[EXERCISE OBJECTIVE] Across all the records, filter for lines with the word "world" and copy them.
(DATA PROVIDED begins)
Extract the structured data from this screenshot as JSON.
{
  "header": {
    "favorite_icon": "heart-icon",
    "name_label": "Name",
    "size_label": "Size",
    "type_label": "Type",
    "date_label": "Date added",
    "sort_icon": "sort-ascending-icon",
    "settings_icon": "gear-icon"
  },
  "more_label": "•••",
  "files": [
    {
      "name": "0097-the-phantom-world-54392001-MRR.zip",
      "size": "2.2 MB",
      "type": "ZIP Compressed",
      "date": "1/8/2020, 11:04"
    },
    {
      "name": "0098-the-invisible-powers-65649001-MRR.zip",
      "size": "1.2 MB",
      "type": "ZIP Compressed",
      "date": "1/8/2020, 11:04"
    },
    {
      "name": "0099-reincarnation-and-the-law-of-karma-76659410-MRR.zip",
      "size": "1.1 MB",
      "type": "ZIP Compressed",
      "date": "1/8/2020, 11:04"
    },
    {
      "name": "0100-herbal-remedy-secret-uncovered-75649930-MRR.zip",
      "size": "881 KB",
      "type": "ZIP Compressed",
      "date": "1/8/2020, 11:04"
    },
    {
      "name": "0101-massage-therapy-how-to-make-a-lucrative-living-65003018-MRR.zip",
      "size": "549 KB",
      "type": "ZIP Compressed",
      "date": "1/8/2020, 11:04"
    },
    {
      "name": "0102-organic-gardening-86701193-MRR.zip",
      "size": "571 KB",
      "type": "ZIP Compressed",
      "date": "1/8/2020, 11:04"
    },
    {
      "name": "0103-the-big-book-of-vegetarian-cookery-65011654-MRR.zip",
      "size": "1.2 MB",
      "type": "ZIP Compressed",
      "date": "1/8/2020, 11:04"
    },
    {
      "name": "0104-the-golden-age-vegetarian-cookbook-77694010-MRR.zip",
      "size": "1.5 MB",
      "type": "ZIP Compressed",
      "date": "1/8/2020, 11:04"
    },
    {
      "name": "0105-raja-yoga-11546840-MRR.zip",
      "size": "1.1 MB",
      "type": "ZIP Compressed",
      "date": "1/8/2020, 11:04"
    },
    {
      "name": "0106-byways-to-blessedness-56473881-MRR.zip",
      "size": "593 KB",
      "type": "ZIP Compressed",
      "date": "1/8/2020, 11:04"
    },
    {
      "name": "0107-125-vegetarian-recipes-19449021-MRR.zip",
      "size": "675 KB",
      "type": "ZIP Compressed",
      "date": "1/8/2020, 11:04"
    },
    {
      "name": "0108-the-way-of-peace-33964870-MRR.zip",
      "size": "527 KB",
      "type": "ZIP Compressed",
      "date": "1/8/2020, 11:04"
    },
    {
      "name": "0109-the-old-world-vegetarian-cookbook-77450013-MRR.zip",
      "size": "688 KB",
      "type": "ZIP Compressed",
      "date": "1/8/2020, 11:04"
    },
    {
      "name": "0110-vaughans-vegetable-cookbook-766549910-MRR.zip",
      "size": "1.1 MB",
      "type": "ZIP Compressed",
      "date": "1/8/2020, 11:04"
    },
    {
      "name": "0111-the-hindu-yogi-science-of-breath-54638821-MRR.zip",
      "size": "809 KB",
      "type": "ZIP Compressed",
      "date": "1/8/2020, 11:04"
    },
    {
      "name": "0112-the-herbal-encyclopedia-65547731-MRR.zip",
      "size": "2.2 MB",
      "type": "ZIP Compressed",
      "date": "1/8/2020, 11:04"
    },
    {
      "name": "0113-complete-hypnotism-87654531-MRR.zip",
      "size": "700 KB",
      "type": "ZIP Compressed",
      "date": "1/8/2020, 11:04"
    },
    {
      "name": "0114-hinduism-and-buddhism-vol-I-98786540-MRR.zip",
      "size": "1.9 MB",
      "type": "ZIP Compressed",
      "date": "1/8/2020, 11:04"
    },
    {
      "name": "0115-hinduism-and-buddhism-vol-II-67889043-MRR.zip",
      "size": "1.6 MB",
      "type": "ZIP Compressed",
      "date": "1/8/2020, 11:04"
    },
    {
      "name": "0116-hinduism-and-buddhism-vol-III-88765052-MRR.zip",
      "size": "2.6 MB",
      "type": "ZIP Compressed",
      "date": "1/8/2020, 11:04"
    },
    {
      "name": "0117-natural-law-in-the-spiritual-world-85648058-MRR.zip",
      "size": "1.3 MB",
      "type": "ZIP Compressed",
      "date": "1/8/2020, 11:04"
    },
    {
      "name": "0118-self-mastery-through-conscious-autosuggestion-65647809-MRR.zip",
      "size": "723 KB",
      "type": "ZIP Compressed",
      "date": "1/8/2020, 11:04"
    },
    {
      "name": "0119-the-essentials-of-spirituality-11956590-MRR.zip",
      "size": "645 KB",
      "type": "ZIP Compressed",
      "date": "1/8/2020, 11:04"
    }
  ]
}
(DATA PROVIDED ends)
[YOUR RESPONSE]
      "name": "0097-the-phantom-world-54392001-MRR.zip",
      "name": "0109-the-old-world-vegetarian-cookbook-77450013-MRR.zip",
      "name": "0117-natural-law-in-the-spiritual-world-85648058-MRR.zip",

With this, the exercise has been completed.